> **WHAT YOU HAVE TO DO**: Strip out the pictures and output each remaining line of the data word for word.

> **DATA FOR THIS EXERCISE**:
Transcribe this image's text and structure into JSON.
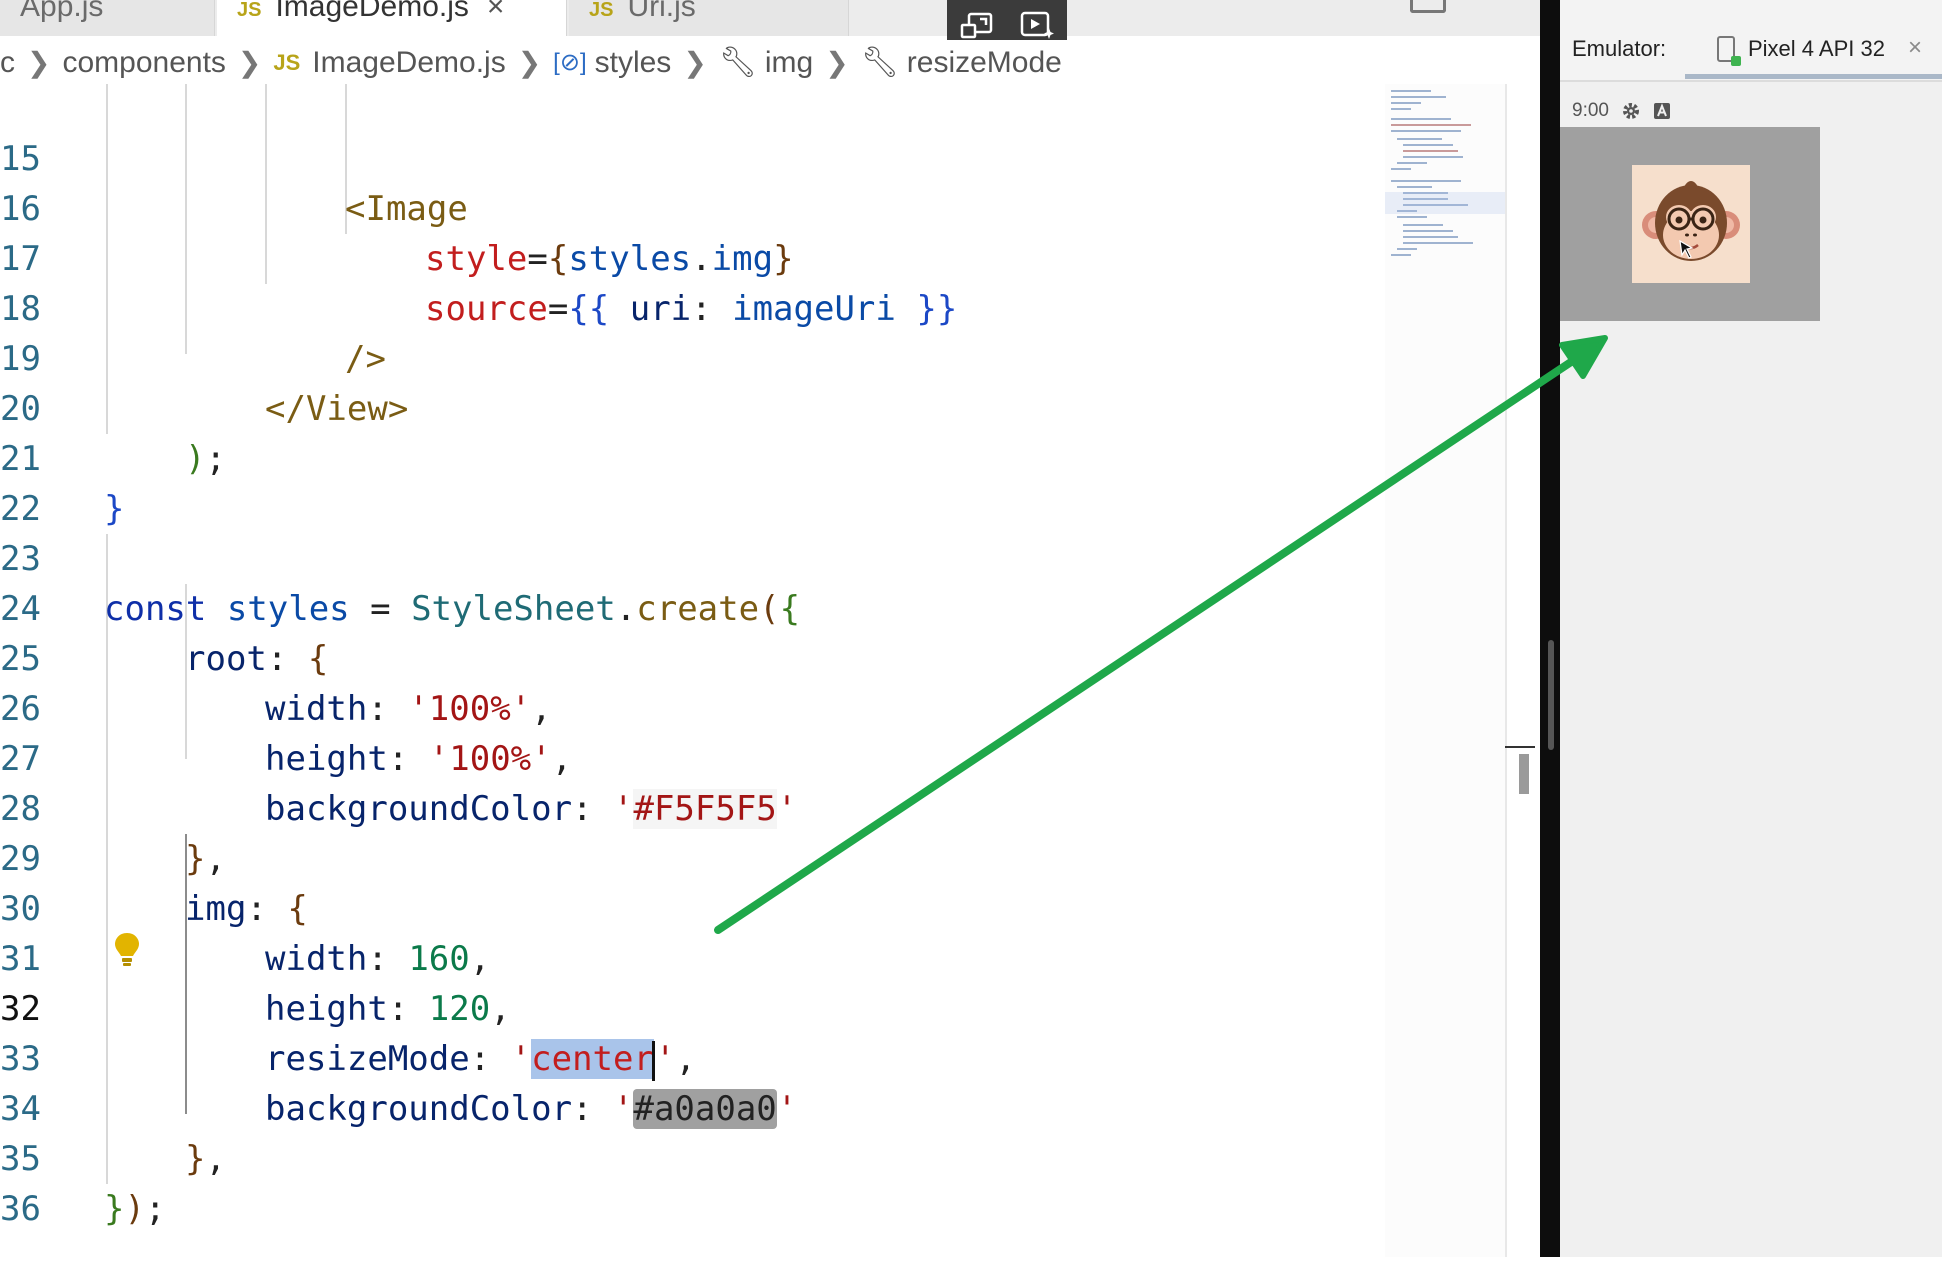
{
  "tabs": [
    {
      "label": "App.js",
      "active": false
    },
    {
      "label": "ImageDemo.js",
      "active": true,
      "close": "×"
    },
    {
      "label": "Uri.js",
      "active": false
    }
  ],
  "breadcrumb": {
    "items": [
      "c",
      "components",
      "ImageDemo.js",
      "styles",
      "img",
      "resizeMode"
    ]
  },
  "editor": {
    "line_numbers": [
      "15",
      "16",
      "17",
      "18",
      "19",
      "20",
      "21",
      "22",
      "23",
      "24",
      "25",
      "26",
      "27",
      "28",
      "29",
      "30",
      "31",
      "32",
      "33",
      "34",
      "35",
      "36"
    ],
    "current_line": "32",
    "tokens": {
      "l15_tag": "<Image",
      "l16_attr": "style",
      "l16_eq": "=",
      "l16_br_open": "{",
      "l16_val": "styles",
      "l16_dot": ".",
      "l16_prop": "img",
      "l16_br_close": "}",
      "l17_attr": "source",
      "l17_eq": "=",
      "l17_br_open": "{{",
      "l17_key": " uri",
      "l17_colon": ": ",
      "l17_val": "imageUri",
      "l17_br_close": " }}",
      "l18_close": "/>",
      "l19_tag": "</View>",
      "l20_paren": ")",
      "l20_semi": ";",
      "l21_brace": "}",
      "l23_const": "const",
      "l23_var": " styles",
      "l23_eq": " = ",
      "l23_cls": "StyleSheet",
      "l23_dot": ".",
      "l23_fn": "create",
      "l23_paren": "(",
      "l23_brace": "{",
      "l24_key": "root",
      "l24_colon": ": ",
      "l24_brace": "{",
      "l25_key": "width",
      "l25_colon": ": ",
      "l25_val": "'100%'",
      "l25_comma": ",",
      "l26_key": "height",
      "l26_colon": ": ",
      "l26_val": "'100%'",
      "l26_comma": ",",
      "l27_key": "backgroundColor",
      "l27_colon": ": ",
      "l27_q1": "'",
      "l27_val": "#F5F5F5",
      "l27_q2": "'",
      "l28_brace": "}",
      "l28_comma": ",",
      "l29_key": "img",
      "l29_colon": ": ",
      "l29_brace": "{",
      "l30_key": "width",
      "l30_colon": ": ",
      "l30_val": "160",
      "l30_comma": ",",
      "l31_key": "height",
      "l31_colon": ": ",
      "l31_val": "120",
      "l31_comma": ",",
      "l32_key": "resizeMode",
      "l32_colon": ": ",
      "l32_q1": "'",
      "l32_val": "center",
      "l32_q2": "'",
      "l32_comma": ",",
      "l33_key": "backgroundColor",
      "l33_colon": ": ",
      "l33_q1": "'",
      "l33_val": "#a0a0a0",
      "l33_q2": "'",
      "l34_brace": "}",
      "l34_comma": ",",
      "l35_brace": "}",
      "l35_paren": ")",
      "l35_semi": ";"
    }
  },
  "emulator": {
    "label": "Emulator:",
    "device": "Pixel 4 API 32",
    "close": "×",
    "time": "9:00",
    "screen_bg": "#a0a0a0",
    "image_bg": "#f6dfcc"
  },
  "annotation": {
    "arrow_color": "#1fa84a"
  }
}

> **WRITTEN SOLUTION**:
Transcribe this image's text and structure into JSON.
{
  "tabs": [
    {
      "label": "App.js",
      "active": false
    },
    {
      "label": "ImageDemo.js",
      "active": true,
      "close": "×"
    },
    {
      "label": "Uri.js",
      "active": false
    }
  ],
  "breadcrumb": {
    "items": [
      "c",
      "components",
      "ImageDemo.js",
      "styles",
      "img",
      "resizeMode"
    ]
  },
  "editor": {
    "line_numbers": [
      "15",
      "16",
      "17",
      "18",
      "19",
      "20",
      "21",
      "22",
      "23",
      "24",
      "25",
      "26",
      "27",
      "28",
      "29",
      "30",
      "31",
      "32",
      "33",
      "34",
      "35",
      "36"
    ],
    "current_line": "32",
    "tokens": {
      "l15_tag": "<Image",
      "l16_attr": "style",
      "l16_eq": "=",
      "l16_br_open": "{",
      "l16_val": "styles",
      "l16_dot": ".",
      "l16_prop": "img",
      "l16_br_close": "}",
      "l17_attr": "source",
      "l17_eq": "=",
      "l17_br_open": "{{",
      "l17_key": " uri",
      "l17_colon": ": ",
      "l17_val": "imageUri",
      "l17_br_close": " }}",
      "l18_close": "/>",
      "l19_tag": "</View>",
      "l20_paren": ")",
      "l20_semi": ";",
      "l21_brace": "}",
      "l23_const": "const",
      "l23_var": " styles",
      "l23_eq": " = ",
      "l23_cls": "StyleSheet",
      "l23_dot": ".",
      "l23_fn": "create",
      "l23_paren": "(",
      "l23_brace": "{",
      "l24_key": "root",
      "l24_colon": ": ",
      "l24_brace": "{",
      "l25_key": "width",
      "l25_colon": ": ",
      "l25_val": "'100%'",
      "l25_comma": ",",
      "l26_key": "height",
      "l26_colon": ": ",
      "l26_val": "'100%'",
      "l26_comma": ",",
      "l27_key": "backgroundColor",
      "l27_colon": ": ",
      "l27_q1": "'",
      "l27_val": "#F5F5F5",
      "l27_q2": "'",
      "l28_brace": "}",
      "l28_comma": ",",
      "l29_key": "img",
      "l29_colon": ": ",
      "l29_brace": "{",
      "l30_key": "width",
      "l30_colon": ": ",
      "l30_val": "160",
      "l30_comma": ",",
      "l31_key": "height",
      "l31_colon": ": ",
      "l31_val": "120",
      "l31_comma": ",",
      "l32_key": "resizeMode",
      "l32_colon": ": ",
      "l32_q1": "'",
      "l32_val": "center",
      "l32_q2": "'",
      "l32_comma": ",",
      "l33_key": "backgroundColor",
      "l33_colon": ": ",
      "l33_q1": "'",
      "l33_val": "#a0a0a0",
      "l33_q2": "'",
      "l34_brace": "}",
      "l34_comma": ",",
      "l35_brace": "}",
      "l35_paren": ")",
      "l35_semi": ";"
    }
  },
  "emulator": {
    "label": "Emulator:",
    "device": "Pixel 4 API 32",
    "close": "×",
    "time": "9:00",
    "screen_bg": "#a0a0a0",
    "image_bg": "#f6dfcc"
  },
  "annotation": {
    "arrow_color": "#1fa84a"
  }
}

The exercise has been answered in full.